### What this task involves
Retype every entry below without pictures.

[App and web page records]
== Segment start ==
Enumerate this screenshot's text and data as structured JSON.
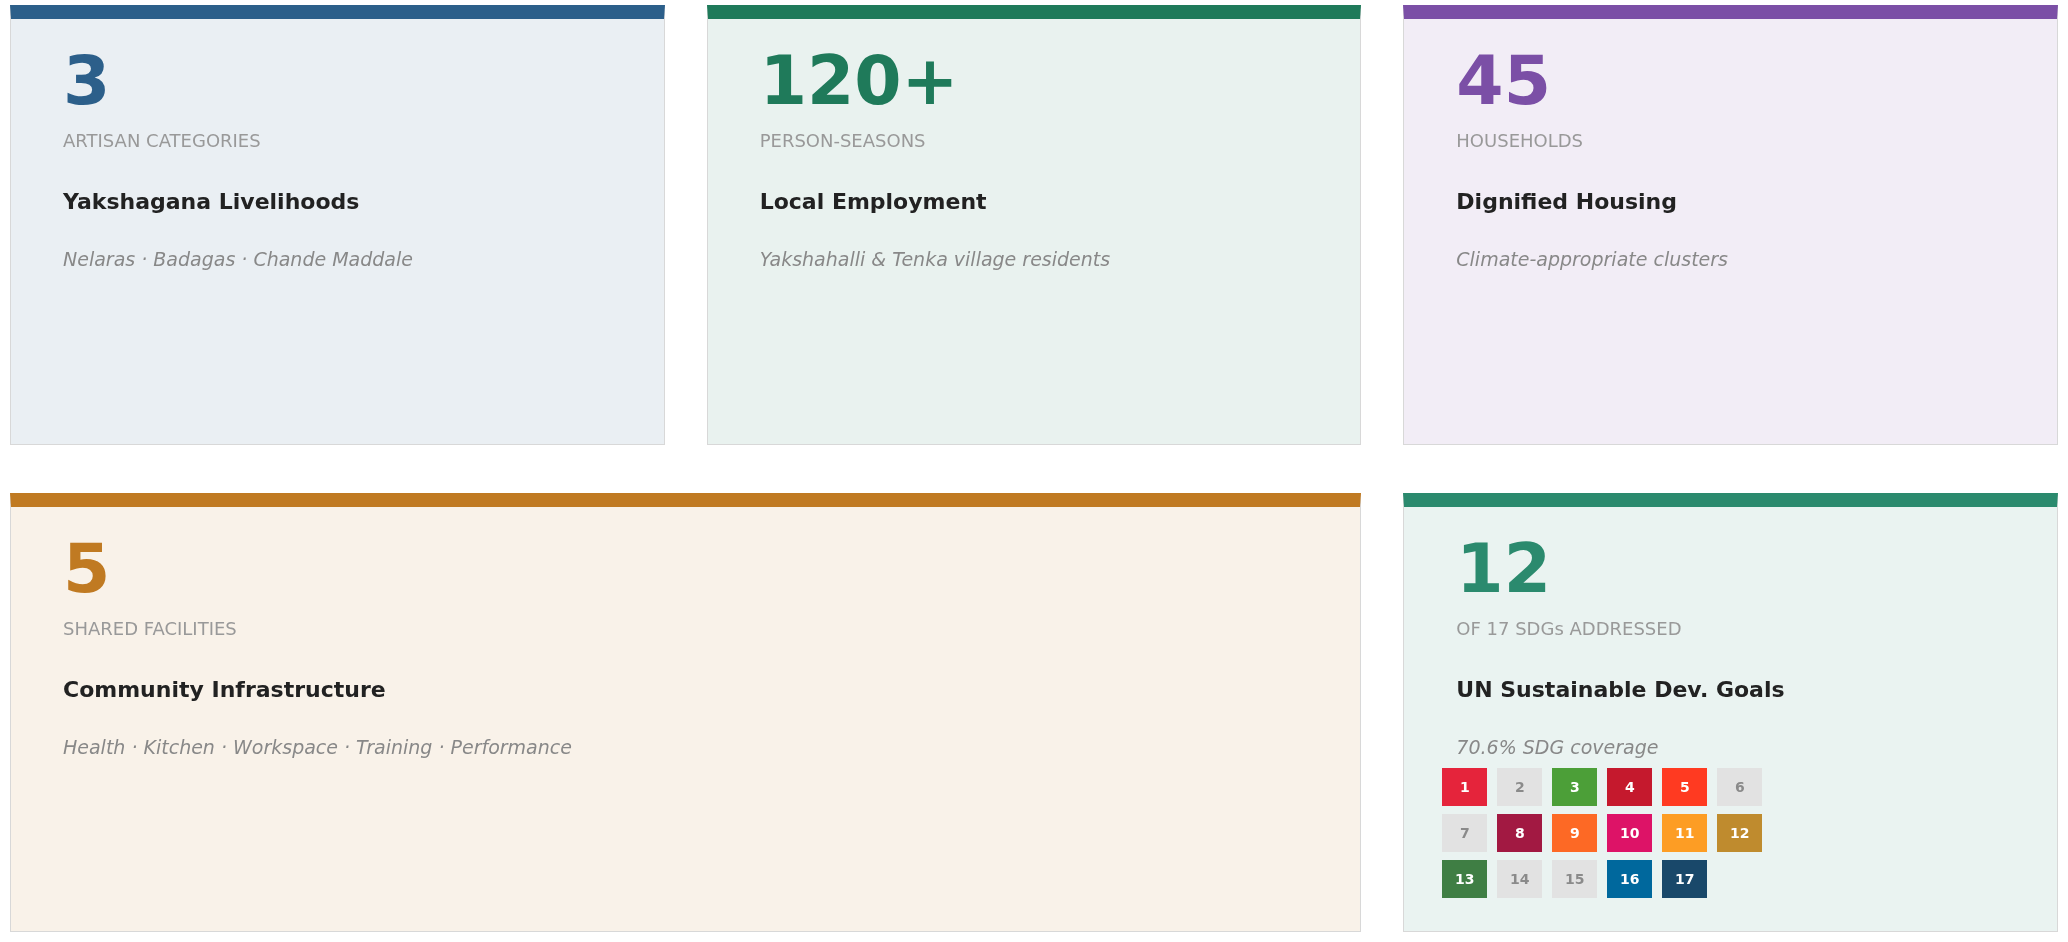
{
  "cards": [
    {
      "kind": "standard",
      "color": "#2c5f8a",
      "figure": "3",
      "unit": "ARTISAN CATEGORIES",
      "title": "Yakshagana Livelihoods",
      "detail": "Nelaras · Badagas · Chande Maddale"
    },
    {
      "kind": "standard",
      "color": "#1f7a5a",
      "figure": "120+",
      "unit": "PERSON-SEASONS",
      "title": "Local Employment",
      "detail": "Yakshahalli & Tenka village residents"
    },
    {
      "kind": "standard",
      "color": "#7b4fa6",
      "figure": "45",
      "unit": "HOUSEHOLDS",
      "title": "Dignified Housing",
      "detail": "Climate-appropriate clusters"
    },
    {
      "kind": "wide",
      "color": "#c07a22",
      "figure": "5",
      "unit": "SHARED FACILITIES",
      "title": "Community Infrastructure",
      "detail": "Health · Kitchen · Workspace · Training · Performance"
    },
    {
      "kind": "sdg",
      "color": "#2b8a6e",
      "figure": "12",
      "unit": "OF 17 SDGs ADDRESSED",
      "title": "UN Sustainable Dev. Goals",
      "detail": "70.6% SDG coverage",
      "goals": [
        {
          "number": "1",
          "addressed": true,
          "color": "#e5243b"
        },
        {
          "number": "2",
          "addressed": false
        },
        {
          "number": "3",
          "addressed": true,
          "color": "#4c9f38"
        },
        {
          "number": "4",
          "addressed": true,
          "color": "#c5192d"
        },
        {
          "number": "5",
          "addressed": true,
          "color": "#ff3a21"
        },
        {
          "number": "6",
          "addressed": false
        },
        {
          "number": "7",
          "addressed": false
        },
        {
          "number": "8",
          "addressed": true,
          "color": "#a21942"
        },
        {
          "number": "9",
          "addressed": true,
          "color": "#fd6925"
        },
        {
          "number": "10",
          "addressed": true,
          "color": "#dd1367"
        },
        {
          "number": "11",
          "addressed": true,
          "color": "#fd9d24"
        },
        {
          "number": "12",
          "addressed": true,
          "color": "#bf8b2e"
        },
        {
          "number": "13",
          "addressed": true,
          "color": "#3f7e44"
        },
        {
          "number": "14",
          "addressed": false
        },
        {
          "number": "15",
          "addressed": false
        },
        {
          "number": "16",
          "addressed": true,
          "color": "#00689d"
        },
        {
          "number": "17",
          "addressed": true,
          "color": "#19486a"
        }
      ]
    }
  ]
}
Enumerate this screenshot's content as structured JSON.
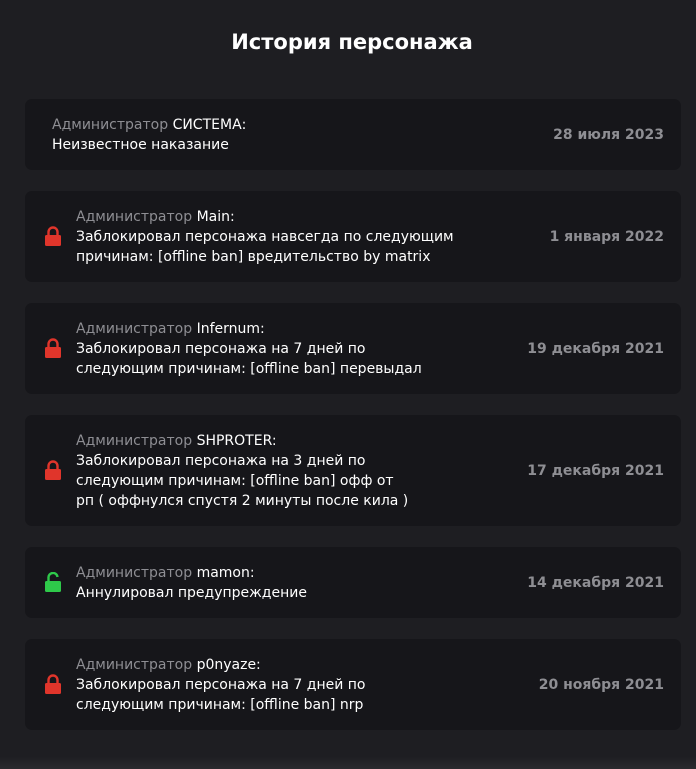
{
  "title": "История персонажа",
  "role_label": "Администратор",
  "colors": {
    "lock_red": "#e0352b",
    "lock_green": "#2ec94a"
  },
  "entries": [
    {
      "admin": "СИСТЕМА:",
      "text": "Неизвестное наказание",
      "date": "28 июля 2023",
      "icon": "none"
    },
    {
      "admin": "Main:",
      "text": "Заблокировал персонажа навсегда по следующим\nпричинам: [offline ban] вредительство by matrix",
      "date": "1 января 2022",
      "icon": "lock-closed-icon"
    },
    {
      "admin": "Infernum:",
      "text": "Заблокировал персонажа на 7 дней по\nследующим причинам: [offline ban] перевыдал",
      "date": "19 декабря 2021",
      "icon": "lock-closed-icon"
    },
    {
      "admin": "SHPROTER:",
      "text": "Заблокировал персонажа на 3 дней по\nследующим причинам: [offline ban] офф от\nрп ( оффнулся спустя 2 минуты после кила )",
      "date": "17 декабря 2021",
      "icon": "lock-closed-icon"
    },
    {
      "admin": "mamon:",
      "text": "Аннулировал предупреждение",
      "date": "14 декабря 2021",
      "icon": "lock-open-icon"
    },
    {
      "admin": "p0nyaze:",
      "text": "Заблокировал персонажа на 7 дней по\nследующим причинам: [offline ban] nrp",
      "date": "20 ноября 2021",
      "icon": "lock-closed-icon"
    }
  ]
}
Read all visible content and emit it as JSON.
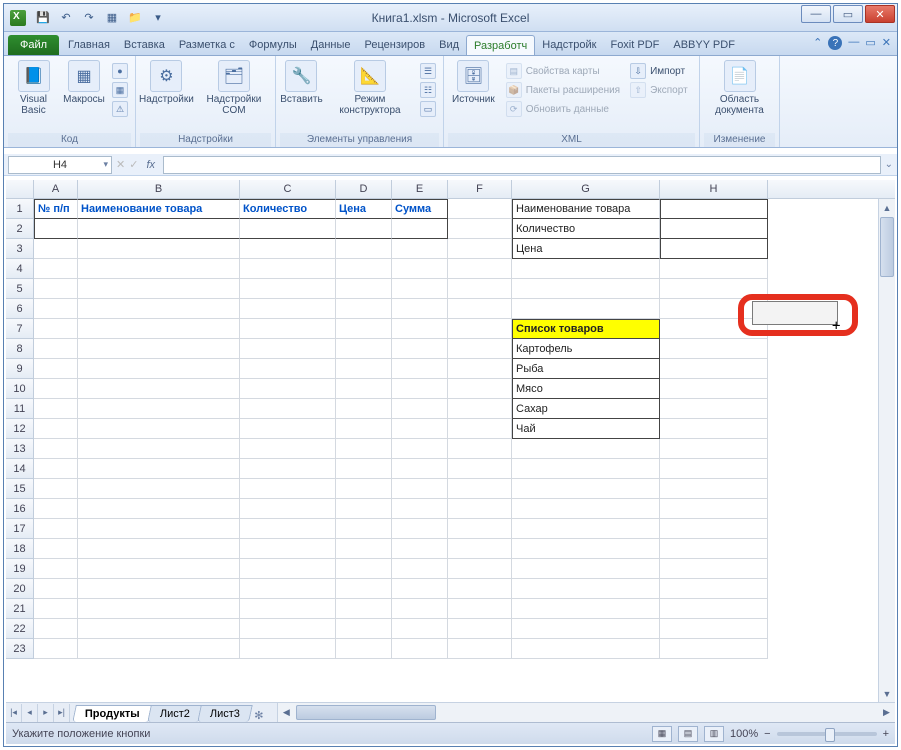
{
  "title": "Книга1.xlsm - Microsoft Excel",
  "qat": {
    "save": "💾",
    "undo": "↶",
    "redo": "↷",
    "new": "▦",
    "open": "📁"
  },
  "tabs": {
    "file": "Файл",
    "list": [
      "Главная",
      "Вставка",
      "Разметка с",
      "Формулы",
      "Данные",
      "Рецензиров",
      "Вид",
      "Разработч",
      "Надстройк",
      "Foxit PDF",
      "ABBYY PDF"
    ],
    "active_index": 7
  },
  "ribbon": {
    "code": {
      "label": "Код",
      "vb": "Visual Basic",
      "macros": "Макросы"
    },
    "addins": {
      "label": "Надстройки",
      "addins": "Надстройки",
      "com": "Надстройки COM"
    },
    "controls": {
      "label": "Элементы управления",
      "insert": "Вставить",
      "design": "Режим конструктора"
    },
    "xml": {
      "label": "XML",
      "source": "Источник",
      "map_props": "Свойства карты",
      "exp_packs": "Пакеты расширения",
      "refresh": "Обновить данные",
      "import": "Импорт",
      "export": "Экспорт"
    },
    "modify": {
      "label": "Изменение",
      "doc_area": "Область документа"
    }
  },
  "namebox": "H4",
  "fx": "fx",
  "cols": [
    "A",
    "B",
    "C",
    "D",
    "E",
    "F",
    "G",
    "H"
  ],
  "row_count": 23,
  "headers_row1": {
    "A": "№ п/п",
    "B": "Наименование товара",
    "C": "Количество",
    "D": "Цена",
    "E": "Сумма"
  },
  "side_labels": {
    "G1": "Наименование товара",
    "G2": "Количество",
    "G3": "Цена"
  },
  "list_header": "Список товаров",
  "list_items": [
    "Картофель",
    "Рыба",
    "Мясо",
    "Сахар",
    "Чай"
  ],
  "sheets": {
    "tabs": [
      "Продукты",
      "Лист2",
      "Лист3"
    ],
    "active": 0
  },
  "status": {
    "left": "Укажите положение кнопки",
    "zoom": "100%"
  }
}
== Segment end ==
### Problem solution
Enumerate this screenshot's text and data as structured JSON.
{
  "cards": [
    {
      "kind": "standard",
      "color": "#2c5f8a",
      "figure": "3",
      "unit": "ARTISAN CATEGORIES",
      "title": "Yakshagana Livelihoods",
      "detail": "Nelaras · Badagas · Chande Maddale"
    },
    {
      "kind": "standard",
      "color": "#1f7a5a",
      "figure": "120+",
      "unit": "PERSON-SEASONS",
      "title": "Local Employment",
      "detail": "Yakshahalli & Tenka village residents"
    },
    {
      "kind": "standard",
      "color": "#7b4fa6",
      "figure": "45",
      "unit": "HOUSEHOLDS",
      "title": "Dignified Housing",
      "detail": "Climate-appropriate clusters"
    },
    {
      "kind": "wide",
      "color": "#c07a22",
      "figure": "5",
      "unit": "SHARED FACILITIES",
      "title": "Community Infrastructure",
      "detail": "Health · Kitchen · Workspace · Training · Performance"
    },
    {
      "kind": "sdg",
      "color": "#2b8a6e",
      "figure": "12",
      "unit": "OF 17 SDGs ADDRESSED",
      "title": "UN Sustainable Dev. Goals",
      "detail": "70.6% SDG coverage",
      "goals": [
        {
          "number": "1",
          "addressed": true,
          "color": "#e5243b"
        },
        {
          "number": "2",
          "addressed": false
        },
        {
          "number": "3",
          "addressed": true,
          "color": "#4c9f38"
        },
        {
          "number": "4",
          "addressed": true,
          "color": "#c5192d"
        },
        {
          "number": "5",
          "addressed": true,
          "color": "#ff3a21"
        },
        {
          "number": "6",
          "addressed": false
        },
        {
          "number": "7",
          "addressed": false
        },
        {
          "number": "8",
          "addressed": true,
          "color": "#a21942"
        },
        {
          "number": "9",
          "addressed": true,
          "color": "#fd6925"
        },
        {
          "number": "10",
          "addressed": true,
          "color": "#dd1367"
        },
        {
          "number": "11",
          "addressed": true,
          "color": "#fd9d24"
        },
        {
          "number": "12",
          "addressed": true,
          "color": "#bf8b2e"
        },
        {
          "number": "13",
          "addressed": true,
          "color": "#3f7e44"
        },
        {
          "number": "14",
          "addressed": false
        },
        {
          "number": "15",
          "addressed": false
        },
        {
          "number": "16",
          "addressed": true,
          "color": "#00689d"
        },
        {
          "number": "17",
          "addressed": true,
          "color": "#19486a"
        }
      ]
    }
  ]
}
Enumerate this screenshot's content as structured JSON.
{
  "title": "История персонажа",
  "role_label": "Администратор",
  "colors": {
    "lock_red": "#e0352b",
    "lock_green": "#2ec94a"
  },
  "entries": [
    {
      "admin": "СИСТЕМА:",
      "text": "Неизвестное наказание",
      "date": "28 июля 2023",
      "icon": "none"
    },
    {
      "admin": "Main:",
      "text": "Заблокировал персонажа навсегда по следующим\nпричинам: [offline ban] вредительство by matrix",
      "date": "1 января 2022",
      "icon": "lock-closed-icon"
    },
    {
      "admin": "Infernum:",
      "text": "Заблокировал персонажа на 7 дней по\nследующим причинам: [offline ban] перевыдал",
      "date": "19 декабря 2021",
      "icon": "lock-closed-icon"
    },
    {
      "admin": "SHPROTER:",
      "text": "Заблокировал персонажа на 3 дней по\nследующим причинам: [offline ban] офф от\nрп ( оффнулся спустя 2 минуты после кила )",
      "date": "17 декабря 2021",
      "icon": "lock-closed-icon"
    },
    {
      "admin": "mamon:",
      "text": "Аннулировал предупреждение",
      "date": "14 декабря 2021",
      "icon": "lock-open-icon"
    },
    {
      "admin": "p0nyaze:",
      "text": "Заблокировал персонажа на 7 дней по\nследующим причинам: [offline ban] nrp",
      "date": "20 ноября 2021",
      "icon": "lock-closed-icon"
    }
  ]
}
Read all visible content and emit it as JSON.
{
  "title": "Книга1.xlsm - Microsoft Excel",
  "qat": {
    "save": "💾",
    "undo": "↶",
    "redo": "↷",
    "new": "▦",
    "open": "📁"
  },
  "tabs": {
    "file": "Файл",
    "list": [
      "Главная",
      "Вставка",
      "Разметка с",
      "Формулы",
      "Данные",
      "Рецензиров",
      "Вид",
      "Разработч",
      "Надстройк",
      "Foxit PDF",
      "ABBYY PDF"
    ],
    "active_index": 7
  },
  "ribbon": {
    "code": {
      "label": "Код",
      "vb": "Visual Basic",
      "macros": "Макросы"
    },
    "addins": {
      "label": "Надстройки",
      "addins": "Надстройки",
      "com": "Надстройки COM"
    },
    "controls": {
      "label": "Элементы управления",
      "insert": "Вставить",
      "design": "Режим конструктора"
    },
    "xml": {
      "label": "XML",
      "source": "Источник",
      "map_props": "Свойства карты",
      "exp_packs": "Пакеты расширения",
      "refresh": "Обновить данные",
      "import": "Импорт",
      "export": "Экспорт"
    },
    "modify": {
      "label": "Изменение",
      "doc_area": "Область документа"
    }
  },
  "namebox": "H4",
  "fx": "fx",
  "cols": [
    "A",
    "B",
    "C",
    "D",
    "E",
    "F",
    "G",
    "H"
  ],
  "row_count": 23,
  "headers_row1": {
    "A": "№ п/п",
    "B": "Наименование товара",
    "C": "Количество",
    "D": "Цена",
    "E": "Сумма"
  },
  "side_labels": {
    "G1": "Наименование товара",
    "G2": "Количество",
    "G3": "Цена"
  },
  "list_header": "Список товаров",
  "list_items": [
    "Картофель",
    "Рыба",
    "Мясо",
    "Сахар",
    "Чай"
  ],
  "sheets": {
    "tabs": [
      "Продукты",
      "Лист2",
      "Лист3"
    ],
    "active": 0
  },
  "status": {
    "left": "Укажите положение кнопки",
    "zoom": "100%"
  }
}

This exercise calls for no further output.